I’d counter this argument that people are differently motivated at work than they are in school. I had a student once who was late every day and generally unmotivated during class. He seemed unlikely to keep a steady job. When I met up with him years later, he was doing very well at a company, never late and working hard all day because otherwise he’d be fired. Being sent to the office for a late slip is a punishment of little consequence (and effect) relative to being fired. If keeping a job means doing work of little interest, people will do it particularly if at least part of their job is enjoyable. People don’t have to enjoy work to do it. But we want to foster a love of learning in students in hopes that they’ll keep reading and developing once they leave us. It’s an entirely different model with different reinforcements and different goals.
The world has dramatically changed while the education system is largely the same. We waver between open and closed, but we haven’t really addressed the crises in our world – some very real potentially growing trends that affect employability and our ability to thrive. The biggest change over the past few decades is the loss of jobs for people without a post-secondary education. In the 80s, people who struggled in school quit to work in a factory or on a farm. Now farms are factories, and factories are overseas. We might think we’ll stop the struggle if we offer a student-directed model, and it’s true we might catch a few kids that would have been lost otherwise, but a difficulty with learning, thinking, and memorizing affects the job search regardless how much they might enjoy this one grade ten class.
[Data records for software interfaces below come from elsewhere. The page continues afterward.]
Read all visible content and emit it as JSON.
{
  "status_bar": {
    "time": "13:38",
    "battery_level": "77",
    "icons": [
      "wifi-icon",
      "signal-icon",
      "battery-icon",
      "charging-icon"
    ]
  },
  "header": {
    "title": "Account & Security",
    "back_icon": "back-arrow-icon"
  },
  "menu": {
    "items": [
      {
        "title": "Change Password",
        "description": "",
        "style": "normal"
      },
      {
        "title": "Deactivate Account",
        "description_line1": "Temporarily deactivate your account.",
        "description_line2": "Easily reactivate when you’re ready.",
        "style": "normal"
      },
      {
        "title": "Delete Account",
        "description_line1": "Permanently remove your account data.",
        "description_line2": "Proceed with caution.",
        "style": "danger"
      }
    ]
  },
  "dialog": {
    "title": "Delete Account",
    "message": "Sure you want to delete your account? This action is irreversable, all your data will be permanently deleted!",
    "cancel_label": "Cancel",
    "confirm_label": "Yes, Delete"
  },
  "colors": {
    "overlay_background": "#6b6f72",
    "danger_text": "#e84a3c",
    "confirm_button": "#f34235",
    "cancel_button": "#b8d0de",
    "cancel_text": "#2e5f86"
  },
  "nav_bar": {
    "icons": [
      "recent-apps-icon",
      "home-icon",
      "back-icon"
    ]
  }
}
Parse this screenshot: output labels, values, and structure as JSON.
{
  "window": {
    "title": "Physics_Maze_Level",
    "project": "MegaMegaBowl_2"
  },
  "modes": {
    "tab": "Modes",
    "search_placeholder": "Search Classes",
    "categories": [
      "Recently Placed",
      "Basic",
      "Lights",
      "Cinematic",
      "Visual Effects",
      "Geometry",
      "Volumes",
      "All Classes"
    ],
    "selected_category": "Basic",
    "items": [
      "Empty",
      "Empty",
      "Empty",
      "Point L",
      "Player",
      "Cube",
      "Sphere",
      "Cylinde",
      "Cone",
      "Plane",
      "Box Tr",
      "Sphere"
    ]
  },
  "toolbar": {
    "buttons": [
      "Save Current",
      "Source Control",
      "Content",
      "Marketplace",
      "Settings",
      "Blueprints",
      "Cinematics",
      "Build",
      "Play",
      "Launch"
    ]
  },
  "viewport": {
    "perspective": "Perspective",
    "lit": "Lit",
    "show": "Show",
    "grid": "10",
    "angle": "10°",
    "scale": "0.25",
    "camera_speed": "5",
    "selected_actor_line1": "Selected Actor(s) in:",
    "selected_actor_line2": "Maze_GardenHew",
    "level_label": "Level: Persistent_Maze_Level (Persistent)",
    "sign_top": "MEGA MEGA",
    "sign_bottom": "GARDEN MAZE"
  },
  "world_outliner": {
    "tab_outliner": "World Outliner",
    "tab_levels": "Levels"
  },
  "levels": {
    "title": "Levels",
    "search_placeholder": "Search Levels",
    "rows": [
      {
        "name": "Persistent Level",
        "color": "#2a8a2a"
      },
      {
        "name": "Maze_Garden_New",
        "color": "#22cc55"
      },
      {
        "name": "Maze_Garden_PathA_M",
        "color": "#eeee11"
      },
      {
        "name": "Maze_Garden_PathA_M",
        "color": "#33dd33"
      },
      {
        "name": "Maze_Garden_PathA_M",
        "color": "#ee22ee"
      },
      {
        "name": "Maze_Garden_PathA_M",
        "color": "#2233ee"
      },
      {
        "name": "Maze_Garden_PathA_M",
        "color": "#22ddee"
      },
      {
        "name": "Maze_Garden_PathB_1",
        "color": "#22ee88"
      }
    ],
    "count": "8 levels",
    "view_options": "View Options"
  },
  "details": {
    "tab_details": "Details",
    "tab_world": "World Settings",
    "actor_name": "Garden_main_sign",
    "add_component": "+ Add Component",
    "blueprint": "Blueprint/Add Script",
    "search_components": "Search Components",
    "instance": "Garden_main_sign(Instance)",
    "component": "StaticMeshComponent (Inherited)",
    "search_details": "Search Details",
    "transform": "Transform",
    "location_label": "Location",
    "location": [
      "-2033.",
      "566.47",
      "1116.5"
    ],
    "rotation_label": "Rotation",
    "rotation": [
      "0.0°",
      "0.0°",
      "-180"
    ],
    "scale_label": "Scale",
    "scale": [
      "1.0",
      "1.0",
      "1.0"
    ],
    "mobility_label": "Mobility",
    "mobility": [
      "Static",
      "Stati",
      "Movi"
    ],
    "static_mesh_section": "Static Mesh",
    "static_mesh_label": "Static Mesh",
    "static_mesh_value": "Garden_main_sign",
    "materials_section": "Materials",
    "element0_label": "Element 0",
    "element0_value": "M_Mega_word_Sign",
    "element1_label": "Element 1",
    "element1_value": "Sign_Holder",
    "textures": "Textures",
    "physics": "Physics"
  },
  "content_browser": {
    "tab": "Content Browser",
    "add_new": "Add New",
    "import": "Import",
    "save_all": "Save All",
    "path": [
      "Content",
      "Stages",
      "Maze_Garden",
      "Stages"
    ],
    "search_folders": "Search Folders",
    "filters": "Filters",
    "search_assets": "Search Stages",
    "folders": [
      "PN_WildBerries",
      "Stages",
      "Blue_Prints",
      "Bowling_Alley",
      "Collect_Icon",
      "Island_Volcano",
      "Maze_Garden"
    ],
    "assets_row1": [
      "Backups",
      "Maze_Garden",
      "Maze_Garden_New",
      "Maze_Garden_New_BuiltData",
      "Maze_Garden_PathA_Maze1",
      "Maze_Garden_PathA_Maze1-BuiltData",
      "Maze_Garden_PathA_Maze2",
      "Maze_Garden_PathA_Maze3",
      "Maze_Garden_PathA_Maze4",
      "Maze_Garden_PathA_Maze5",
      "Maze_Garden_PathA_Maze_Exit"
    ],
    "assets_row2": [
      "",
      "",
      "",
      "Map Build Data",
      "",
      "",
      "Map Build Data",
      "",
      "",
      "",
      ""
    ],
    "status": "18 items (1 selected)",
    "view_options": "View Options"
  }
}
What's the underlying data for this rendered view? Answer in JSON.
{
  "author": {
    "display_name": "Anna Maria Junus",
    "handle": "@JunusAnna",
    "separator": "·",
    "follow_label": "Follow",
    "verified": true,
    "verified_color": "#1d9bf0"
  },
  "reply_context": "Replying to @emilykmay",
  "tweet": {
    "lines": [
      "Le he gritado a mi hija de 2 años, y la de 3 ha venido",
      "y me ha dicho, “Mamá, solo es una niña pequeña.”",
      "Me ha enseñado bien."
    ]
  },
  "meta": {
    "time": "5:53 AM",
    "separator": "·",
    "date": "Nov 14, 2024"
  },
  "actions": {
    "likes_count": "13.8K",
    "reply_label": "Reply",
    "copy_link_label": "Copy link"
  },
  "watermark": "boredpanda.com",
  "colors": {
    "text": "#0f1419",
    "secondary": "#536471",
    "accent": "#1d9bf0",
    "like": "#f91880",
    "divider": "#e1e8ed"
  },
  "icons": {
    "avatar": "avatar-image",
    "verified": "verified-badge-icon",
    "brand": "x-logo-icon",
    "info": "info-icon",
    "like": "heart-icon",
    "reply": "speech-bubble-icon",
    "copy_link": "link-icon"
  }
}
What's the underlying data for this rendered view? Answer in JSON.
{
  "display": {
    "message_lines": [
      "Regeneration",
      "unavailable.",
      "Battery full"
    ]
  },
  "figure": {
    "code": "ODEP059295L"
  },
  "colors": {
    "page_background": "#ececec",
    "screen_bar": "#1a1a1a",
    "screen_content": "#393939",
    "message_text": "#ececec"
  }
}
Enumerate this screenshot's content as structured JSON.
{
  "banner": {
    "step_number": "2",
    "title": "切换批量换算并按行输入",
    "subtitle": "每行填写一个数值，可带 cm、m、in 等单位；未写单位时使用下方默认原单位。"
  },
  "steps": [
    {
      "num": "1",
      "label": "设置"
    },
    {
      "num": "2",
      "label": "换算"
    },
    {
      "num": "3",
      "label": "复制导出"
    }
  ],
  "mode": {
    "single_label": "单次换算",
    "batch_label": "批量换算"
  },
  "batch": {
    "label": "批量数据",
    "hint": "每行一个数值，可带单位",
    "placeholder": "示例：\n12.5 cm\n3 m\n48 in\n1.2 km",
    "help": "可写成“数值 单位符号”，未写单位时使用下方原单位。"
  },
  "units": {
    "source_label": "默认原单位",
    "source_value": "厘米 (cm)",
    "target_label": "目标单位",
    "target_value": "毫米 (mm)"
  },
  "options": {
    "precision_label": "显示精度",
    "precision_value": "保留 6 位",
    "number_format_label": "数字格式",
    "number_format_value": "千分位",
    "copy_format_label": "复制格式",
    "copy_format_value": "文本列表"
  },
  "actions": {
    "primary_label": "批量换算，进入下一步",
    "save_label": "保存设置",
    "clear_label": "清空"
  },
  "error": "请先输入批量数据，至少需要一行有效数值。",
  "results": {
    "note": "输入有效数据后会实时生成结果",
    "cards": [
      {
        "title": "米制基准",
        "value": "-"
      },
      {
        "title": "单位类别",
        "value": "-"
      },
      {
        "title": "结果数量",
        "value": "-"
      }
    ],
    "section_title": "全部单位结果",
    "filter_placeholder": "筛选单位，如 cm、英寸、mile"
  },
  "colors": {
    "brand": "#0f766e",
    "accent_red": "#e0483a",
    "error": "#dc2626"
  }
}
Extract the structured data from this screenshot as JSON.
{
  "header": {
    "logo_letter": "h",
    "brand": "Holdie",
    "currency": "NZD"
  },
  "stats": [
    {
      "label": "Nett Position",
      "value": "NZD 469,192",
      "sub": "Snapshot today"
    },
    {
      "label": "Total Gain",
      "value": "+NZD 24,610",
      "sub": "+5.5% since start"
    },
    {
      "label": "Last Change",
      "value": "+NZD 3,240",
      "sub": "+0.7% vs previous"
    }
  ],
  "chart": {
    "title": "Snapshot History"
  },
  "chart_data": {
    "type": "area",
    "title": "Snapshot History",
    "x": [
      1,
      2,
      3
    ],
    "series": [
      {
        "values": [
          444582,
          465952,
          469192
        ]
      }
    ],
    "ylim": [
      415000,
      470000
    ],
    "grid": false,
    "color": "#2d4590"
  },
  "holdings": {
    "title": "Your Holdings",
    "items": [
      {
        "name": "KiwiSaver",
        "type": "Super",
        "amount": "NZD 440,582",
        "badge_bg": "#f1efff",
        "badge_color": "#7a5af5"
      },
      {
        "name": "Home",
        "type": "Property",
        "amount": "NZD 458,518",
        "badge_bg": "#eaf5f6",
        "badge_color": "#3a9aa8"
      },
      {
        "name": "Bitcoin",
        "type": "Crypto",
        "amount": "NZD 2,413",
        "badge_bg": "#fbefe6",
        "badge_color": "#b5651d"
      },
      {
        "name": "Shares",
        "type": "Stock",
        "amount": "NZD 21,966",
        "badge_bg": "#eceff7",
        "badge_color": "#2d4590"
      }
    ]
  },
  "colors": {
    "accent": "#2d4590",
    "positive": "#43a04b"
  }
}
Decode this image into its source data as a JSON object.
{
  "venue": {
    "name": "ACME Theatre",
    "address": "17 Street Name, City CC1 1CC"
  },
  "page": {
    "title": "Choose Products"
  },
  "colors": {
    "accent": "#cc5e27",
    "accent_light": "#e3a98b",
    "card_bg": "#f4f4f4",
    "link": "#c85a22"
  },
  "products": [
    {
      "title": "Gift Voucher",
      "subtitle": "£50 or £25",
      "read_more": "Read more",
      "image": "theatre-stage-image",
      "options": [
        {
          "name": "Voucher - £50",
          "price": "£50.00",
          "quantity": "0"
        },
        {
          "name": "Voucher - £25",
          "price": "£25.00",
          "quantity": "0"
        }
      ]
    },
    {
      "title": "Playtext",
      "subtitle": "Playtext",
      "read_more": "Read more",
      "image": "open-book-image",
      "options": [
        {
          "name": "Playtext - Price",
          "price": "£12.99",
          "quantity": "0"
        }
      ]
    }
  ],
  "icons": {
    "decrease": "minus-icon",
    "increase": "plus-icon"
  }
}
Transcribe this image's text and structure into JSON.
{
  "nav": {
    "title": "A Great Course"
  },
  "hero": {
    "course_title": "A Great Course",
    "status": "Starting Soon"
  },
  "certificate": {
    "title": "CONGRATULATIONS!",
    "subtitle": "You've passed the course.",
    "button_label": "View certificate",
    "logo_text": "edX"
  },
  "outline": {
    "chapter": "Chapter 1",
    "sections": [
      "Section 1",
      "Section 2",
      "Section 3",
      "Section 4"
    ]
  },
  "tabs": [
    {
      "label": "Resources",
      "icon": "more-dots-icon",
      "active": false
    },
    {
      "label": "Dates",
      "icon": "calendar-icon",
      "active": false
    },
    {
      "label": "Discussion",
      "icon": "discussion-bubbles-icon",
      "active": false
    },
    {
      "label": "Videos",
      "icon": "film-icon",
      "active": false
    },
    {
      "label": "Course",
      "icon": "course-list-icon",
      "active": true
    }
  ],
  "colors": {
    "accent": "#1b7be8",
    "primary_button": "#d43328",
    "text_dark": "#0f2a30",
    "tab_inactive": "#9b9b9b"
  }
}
As a kid in the 60s, mine was the only mother who worked. Now it’s the norm. Add to that the huge workforce gain when China and Russia joined the capitalist machine, and technology that ensures we can produce more with less labour.
It’s clearly not the fault of education that kids can’t find jobs. This isn’t a problem we can solve in-house. If our goal is educating students so that they can all find gainful employment, then maybe, as civics teachers, we should ignore concerns with bias and teach them to be socialists who want to reduce the workweek to 30 hours. And we have to teach them to petition the government to raise minimum wage again or implement a guaranteed basic income so we can live on fewer hours of work. This has happened several times in the last couple centuries, and maybe it’s time it happens again. There’s little education can do for the masses if there aren’t enough places to fill in the sectors that cater to those with weaker academic abilities. And there will always be those with weaker abilities. Gardening and preserving food really might be the best thing to teach to ensure future success.
As long as we lose farm work to machines, and labour to other countries, we will have an increasing unemployment problem. Regardless how much we strive to get a computer in every kid’s hand, and develop within each of them a love of learning, it won’t ensure their employability. But it’s a nice try.